[Stored data]
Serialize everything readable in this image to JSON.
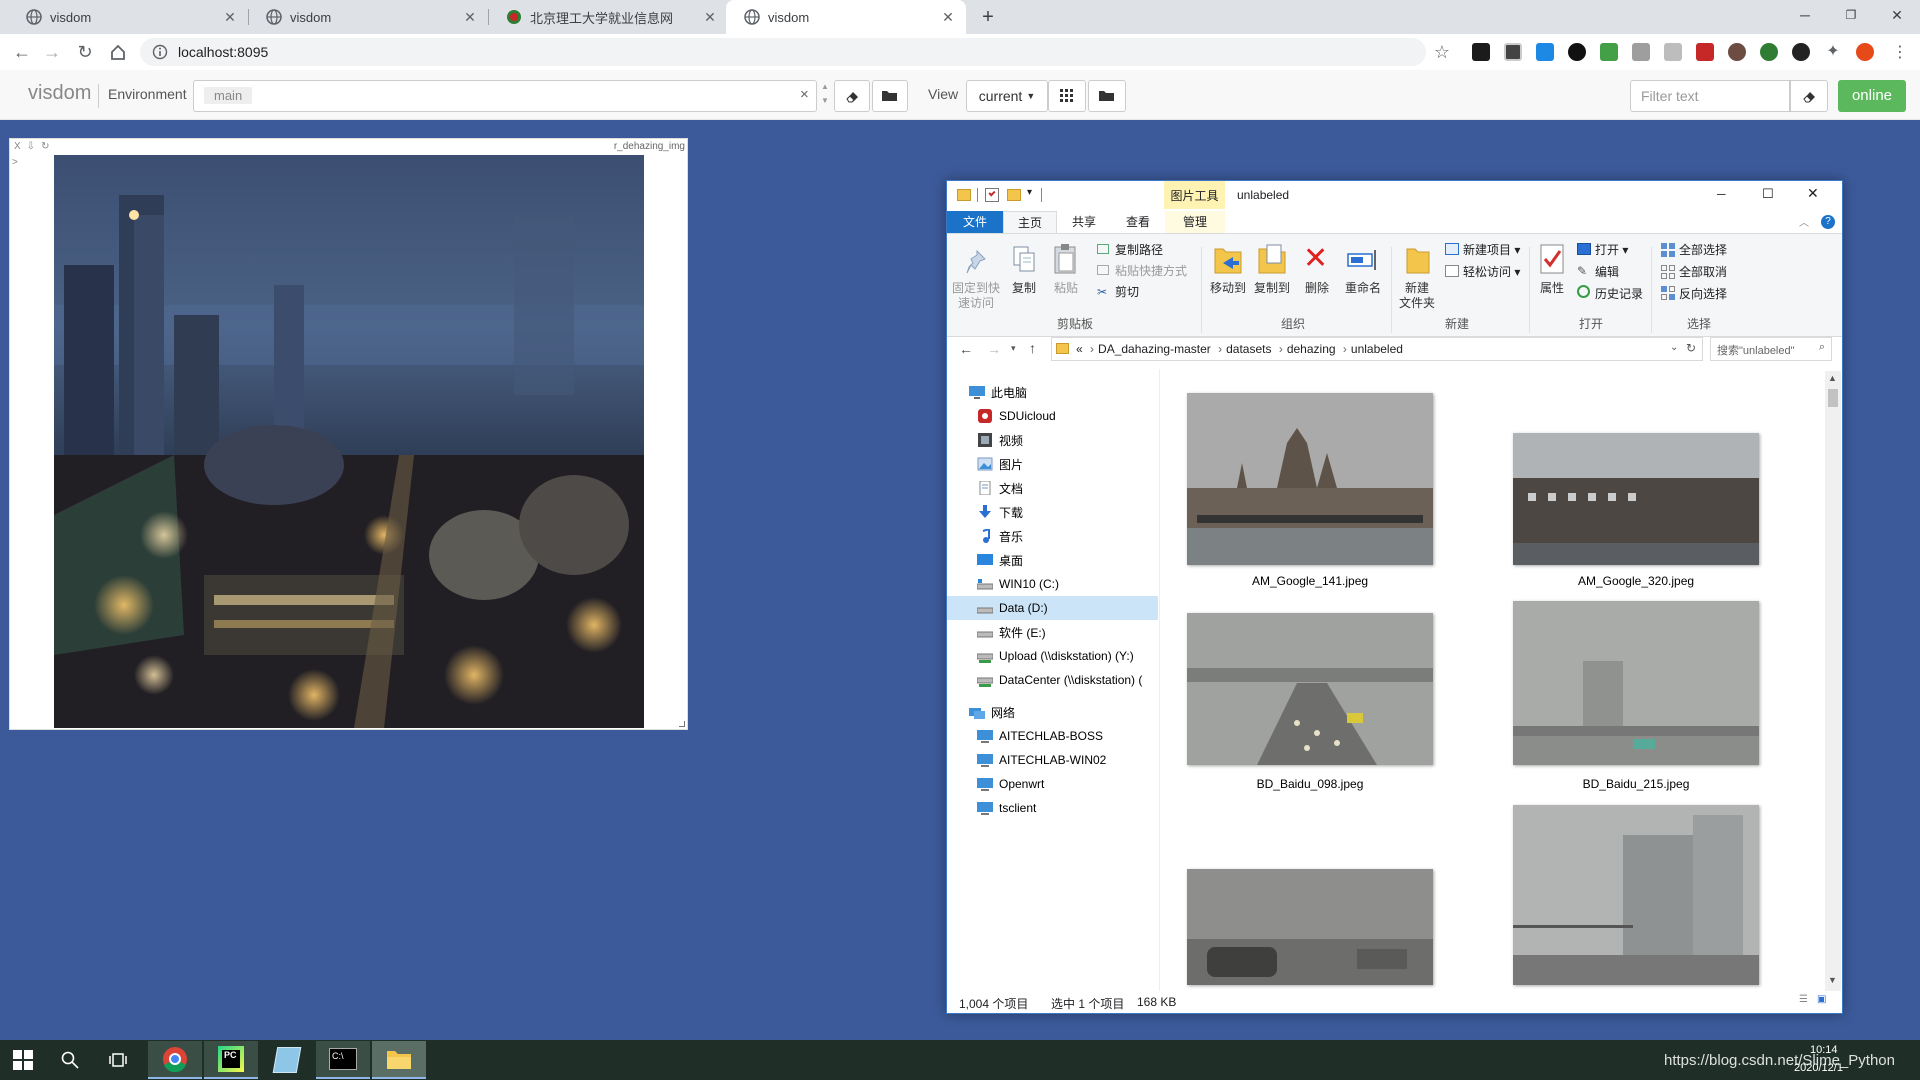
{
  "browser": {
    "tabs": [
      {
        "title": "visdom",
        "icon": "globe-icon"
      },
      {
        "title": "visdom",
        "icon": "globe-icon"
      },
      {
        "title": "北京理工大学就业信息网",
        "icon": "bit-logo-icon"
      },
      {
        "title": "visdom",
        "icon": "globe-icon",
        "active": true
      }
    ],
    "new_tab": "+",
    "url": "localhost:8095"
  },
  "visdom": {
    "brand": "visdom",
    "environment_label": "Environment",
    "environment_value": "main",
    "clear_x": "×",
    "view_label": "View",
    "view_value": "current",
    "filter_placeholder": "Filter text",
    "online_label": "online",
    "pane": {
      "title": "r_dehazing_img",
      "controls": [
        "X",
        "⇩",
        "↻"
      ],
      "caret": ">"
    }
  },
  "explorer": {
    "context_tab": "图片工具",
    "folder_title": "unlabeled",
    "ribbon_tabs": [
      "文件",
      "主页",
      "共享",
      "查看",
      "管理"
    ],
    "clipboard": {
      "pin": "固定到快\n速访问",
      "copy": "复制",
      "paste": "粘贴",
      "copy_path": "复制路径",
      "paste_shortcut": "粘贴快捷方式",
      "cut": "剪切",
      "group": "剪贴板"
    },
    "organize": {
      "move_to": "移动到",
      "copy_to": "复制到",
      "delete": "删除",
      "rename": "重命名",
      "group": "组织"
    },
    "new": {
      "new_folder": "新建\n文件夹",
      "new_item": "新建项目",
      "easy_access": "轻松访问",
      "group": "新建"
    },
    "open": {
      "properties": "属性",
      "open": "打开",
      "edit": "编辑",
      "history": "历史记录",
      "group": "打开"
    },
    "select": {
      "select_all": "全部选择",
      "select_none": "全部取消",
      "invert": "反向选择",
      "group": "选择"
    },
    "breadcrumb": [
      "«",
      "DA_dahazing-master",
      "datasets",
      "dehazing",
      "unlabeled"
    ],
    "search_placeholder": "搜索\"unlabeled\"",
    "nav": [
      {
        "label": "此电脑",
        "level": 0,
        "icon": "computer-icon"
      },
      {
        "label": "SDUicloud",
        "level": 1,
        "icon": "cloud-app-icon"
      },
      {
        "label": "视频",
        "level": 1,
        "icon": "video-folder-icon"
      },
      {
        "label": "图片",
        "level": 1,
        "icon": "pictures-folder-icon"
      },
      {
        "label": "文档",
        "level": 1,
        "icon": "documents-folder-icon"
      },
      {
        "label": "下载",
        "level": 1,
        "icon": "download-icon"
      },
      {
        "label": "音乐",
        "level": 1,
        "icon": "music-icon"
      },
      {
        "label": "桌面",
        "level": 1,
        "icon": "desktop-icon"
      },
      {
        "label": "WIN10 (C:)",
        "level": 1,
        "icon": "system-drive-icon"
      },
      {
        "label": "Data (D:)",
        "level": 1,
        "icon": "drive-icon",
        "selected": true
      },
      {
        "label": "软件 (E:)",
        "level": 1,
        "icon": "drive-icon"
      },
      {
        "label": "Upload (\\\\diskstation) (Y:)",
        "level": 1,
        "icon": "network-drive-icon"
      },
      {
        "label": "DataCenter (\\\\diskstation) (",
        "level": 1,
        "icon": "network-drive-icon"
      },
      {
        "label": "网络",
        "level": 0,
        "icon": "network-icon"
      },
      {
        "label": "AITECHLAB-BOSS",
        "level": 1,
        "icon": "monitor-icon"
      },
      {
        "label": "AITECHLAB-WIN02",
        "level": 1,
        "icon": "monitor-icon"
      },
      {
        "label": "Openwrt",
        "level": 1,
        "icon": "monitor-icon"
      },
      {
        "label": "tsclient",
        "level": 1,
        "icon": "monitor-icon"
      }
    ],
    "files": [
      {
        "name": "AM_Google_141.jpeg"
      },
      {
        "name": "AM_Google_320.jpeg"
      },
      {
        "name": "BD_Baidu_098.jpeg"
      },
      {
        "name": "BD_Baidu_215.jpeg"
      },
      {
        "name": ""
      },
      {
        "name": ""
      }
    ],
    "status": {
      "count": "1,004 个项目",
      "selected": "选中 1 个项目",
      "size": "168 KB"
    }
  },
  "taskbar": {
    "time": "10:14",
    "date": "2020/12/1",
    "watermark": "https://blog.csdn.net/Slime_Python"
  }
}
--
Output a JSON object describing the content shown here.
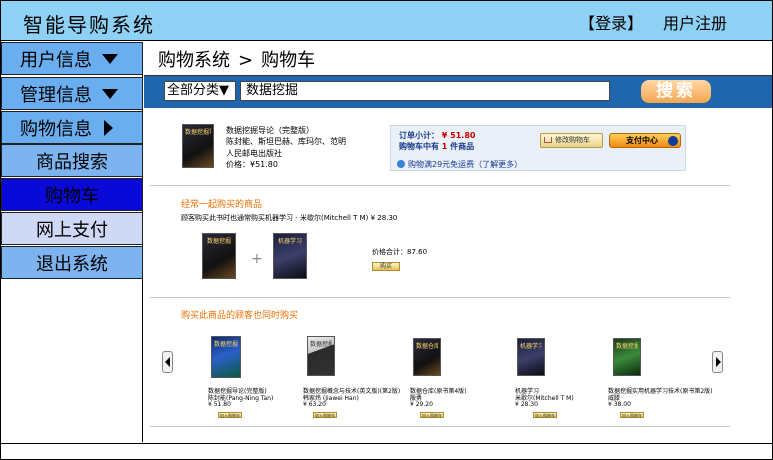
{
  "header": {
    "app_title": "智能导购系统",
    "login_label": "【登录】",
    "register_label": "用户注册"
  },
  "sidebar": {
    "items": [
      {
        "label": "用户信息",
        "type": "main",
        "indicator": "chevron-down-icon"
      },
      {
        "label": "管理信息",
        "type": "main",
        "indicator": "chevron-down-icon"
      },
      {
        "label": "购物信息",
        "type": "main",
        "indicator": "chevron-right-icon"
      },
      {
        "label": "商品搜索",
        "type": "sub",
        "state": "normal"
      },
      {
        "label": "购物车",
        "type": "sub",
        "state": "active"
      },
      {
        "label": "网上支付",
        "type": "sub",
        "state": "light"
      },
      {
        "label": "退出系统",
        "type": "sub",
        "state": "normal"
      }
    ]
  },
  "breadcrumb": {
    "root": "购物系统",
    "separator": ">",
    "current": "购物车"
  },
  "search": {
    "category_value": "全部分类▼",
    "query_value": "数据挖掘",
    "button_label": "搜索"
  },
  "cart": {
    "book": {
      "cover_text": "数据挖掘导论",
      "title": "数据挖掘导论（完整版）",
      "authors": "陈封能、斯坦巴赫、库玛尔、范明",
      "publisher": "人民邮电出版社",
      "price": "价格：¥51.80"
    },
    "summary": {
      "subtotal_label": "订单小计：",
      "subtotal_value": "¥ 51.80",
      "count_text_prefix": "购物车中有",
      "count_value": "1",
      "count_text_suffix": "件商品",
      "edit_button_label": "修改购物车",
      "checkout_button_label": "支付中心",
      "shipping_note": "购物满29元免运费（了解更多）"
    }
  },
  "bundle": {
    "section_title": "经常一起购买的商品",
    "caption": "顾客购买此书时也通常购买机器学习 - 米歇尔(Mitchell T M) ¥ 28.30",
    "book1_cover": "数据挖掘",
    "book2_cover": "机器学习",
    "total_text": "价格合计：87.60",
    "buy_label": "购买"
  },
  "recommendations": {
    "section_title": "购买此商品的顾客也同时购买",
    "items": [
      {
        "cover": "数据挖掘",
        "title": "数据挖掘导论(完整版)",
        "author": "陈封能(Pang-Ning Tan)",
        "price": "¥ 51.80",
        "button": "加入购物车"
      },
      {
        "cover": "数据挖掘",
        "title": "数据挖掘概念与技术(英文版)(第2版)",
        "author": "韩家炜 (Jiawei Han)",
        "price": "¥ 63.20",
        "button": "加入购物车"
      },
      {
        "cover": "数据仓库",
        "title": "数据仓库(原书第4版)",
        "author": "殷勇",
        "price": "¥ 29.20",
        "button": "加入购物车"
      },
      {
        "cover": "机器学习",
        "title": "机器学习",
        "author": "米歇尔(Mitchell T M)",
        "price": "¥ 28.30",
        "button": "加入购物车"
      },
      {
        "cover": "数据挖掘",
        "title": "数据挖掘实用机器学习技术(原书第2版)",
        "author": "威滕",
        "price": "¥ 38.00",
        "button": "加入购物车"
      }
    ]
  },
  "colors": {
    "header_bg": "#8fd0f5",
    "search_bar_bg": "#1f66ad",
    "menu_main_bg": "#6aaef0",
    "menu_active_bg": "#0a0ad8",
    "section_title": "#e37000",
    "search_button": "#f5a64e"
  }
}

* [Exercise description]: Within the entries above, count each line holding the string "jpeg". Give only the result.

* [Written response]: 4